stapes Third ossicle of the middle ear. Stapes means stirrup.
saccule Membranous sac (saccule and utricle) contains fluid, endolymph, as well as sensitive hair cells. Located in the semicircular canals
utricle Membranous sac (saccule and utricle) contains fluid, endolymph, as well as sensitive hair cells. Located in the semicircular canals
salping/o uterine (fallopian) tube; oviduct; auditory (eustachian)
ot/o ear
nyct/o night
-tropia to turn
tympan/o tympanic membrane (eardrum); middle ear
uve/o uvea, vascular layer of eye (iris, choroid, ciliary body)
-cusis hearing
-meter measure
acous/o hearing
audi/o hearing; the sense of hearing
audit/o hearing; as in auditory
aur/o, auricul/o ear (see ot/o), as in aural
cochle/o cochlea
mastoid/o mastoid process; the posterior portion of the temporal bone extending downward behind the external auditory meatus.
Mastoiditis The mastoid process is the posterior portion of the temporal bone extending downward behind the external auditory meatus. Mastoiditis, cased by bacterial infection, spreads from the middle ear.
myring/o eardrum, tympanic membrane (see tympan/o) such as myringotomy or myringitis
ossicul/o ossicle
-otia ear condition
macrotia Abnormally large ears; congenital anomaly.
acoustic neuroma Benign tumor arising from the acoustic vestibulocochlear nerve in the brain.
cholesteatoma Collection of skin cells and cholesterol in a sac within the middle ear.
deafness Loss of the ability to hear

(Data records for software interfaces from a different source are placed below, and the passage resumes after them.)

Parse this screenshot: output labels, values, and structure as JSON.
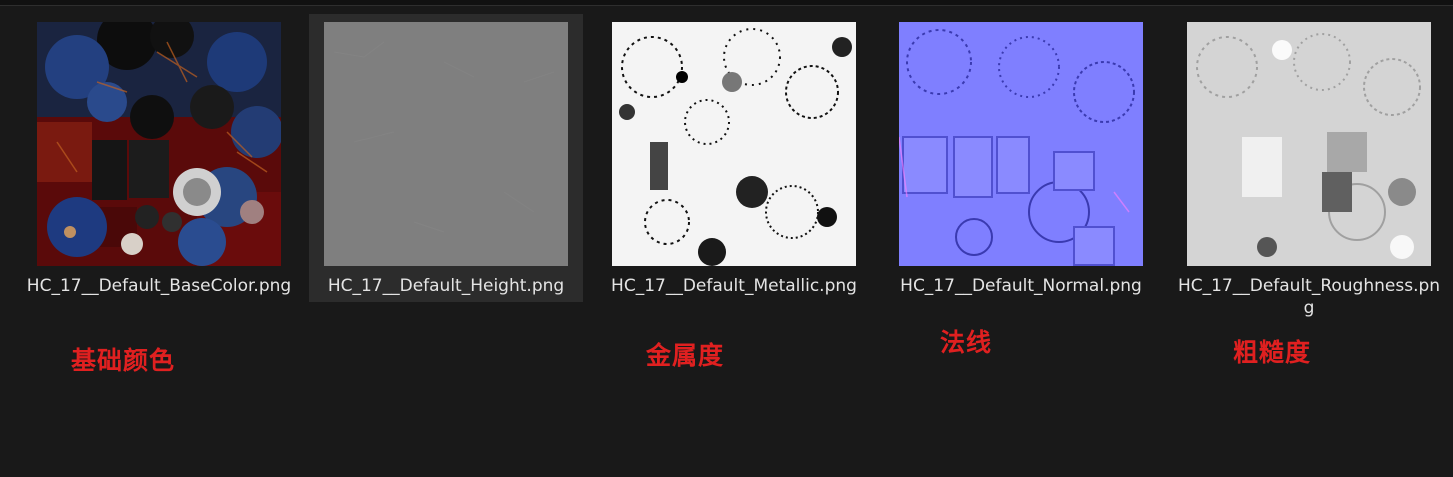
{
  "files": [
    {
      "name": "HC_17__Default_BaseColor.png",
      "preview": "basecolor-texture"
    },
    {
      "name": "HC_17__Default_Height.png",
      "preview": "height-texture",
      "selected": true
    },
    {
      "name": "HC_17__Default_Metallic.png",
      "preview": "metallic-texture"
    },
    {
      "name": "HC_17__Default_Normal.png",
      "preview": "normal-texture"
    },
    {
      "name": "HC_17__Default_Roughness.png",
      "preview": "roughness-texture"
    }
  ],
  "annotations": {
    "basecolor": "基础颜色",
    "metallic": "金属度",
    "normal": "法线",
    "roughness": "粗糙度"
  },
  "colors": {
    "background": "#191919",
    "selected_bg": "#2c2c2c",
    "annotation": "#e02020"
  }
}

Meniere disease Disorder of the labyrinth of the inner ear; elevated endolymph pressure within the cochlea (cochlear hydrops) and semicircular canals (vestibular hydrops).
otitis media Inflammation of the middle ear
Serous otitis media Noninfectious inflammation of the middle ear with accumulation of clear fluid.
otosclerosis Hardening of the bony tissue of the middle ear
tinnitus Sensation of noises (ringing, buzzing, whistling, booming) in the ears.
vertigo Sensation of irregular or whirling motion either of oneself or of external objects.
audiometry Testing the sense of hearing
audiometer An audiometer is an electrical device that delivers acoustic stimuli of specific frequencies to determine a patients hearing loss for each frequency.
cochlear implant procedure Surgical insertion of a device that allows sensorineural hearing impaired persons to understand speech.
ear thermometry Measurement of the temperature of the tympanic membrane by detection of infrared radiation from the eardrum.
otoscopy Visual examination of the ear canal with an otoscope.
tuning fork test test of ear conduction using a vibration source (turning fork)
AD right ear
AOM acute otitis media
AS left ear (Latin, auris sinistra)
EENT eyes, ears, nose, and throat
ENG electronystagmography- a test of the balance mechanism of the inner ear by assessing eye movements.
nystagmus rapidly twitching eye movements
ENT ears, nose, and throat
ETD eustachian tube dysfunction
HEENT head, eyes, ears, nose, and throat
PE tube pressure-equalizing tube-a polyethylene ventilating tube placed in the eardrum (to treat recurrent episodes of acute otitis media)
SOM serous otitis media
dacryoadenitis Inflammation of tear glands.
miotic Drug that causes the pupil of the eye to contract.
nyctalopia Night blindness or difficult, poor vision at night.
retinitis pigmentosa Inflammation of the retina with pigmentation and progressive scarring of tissue
tonometry Measurement of tension and pressure within the eye; glaucoma test.
suppurative otitis media Infectious inflammation of the middle ear with pus formation.
Created by: Hobbskg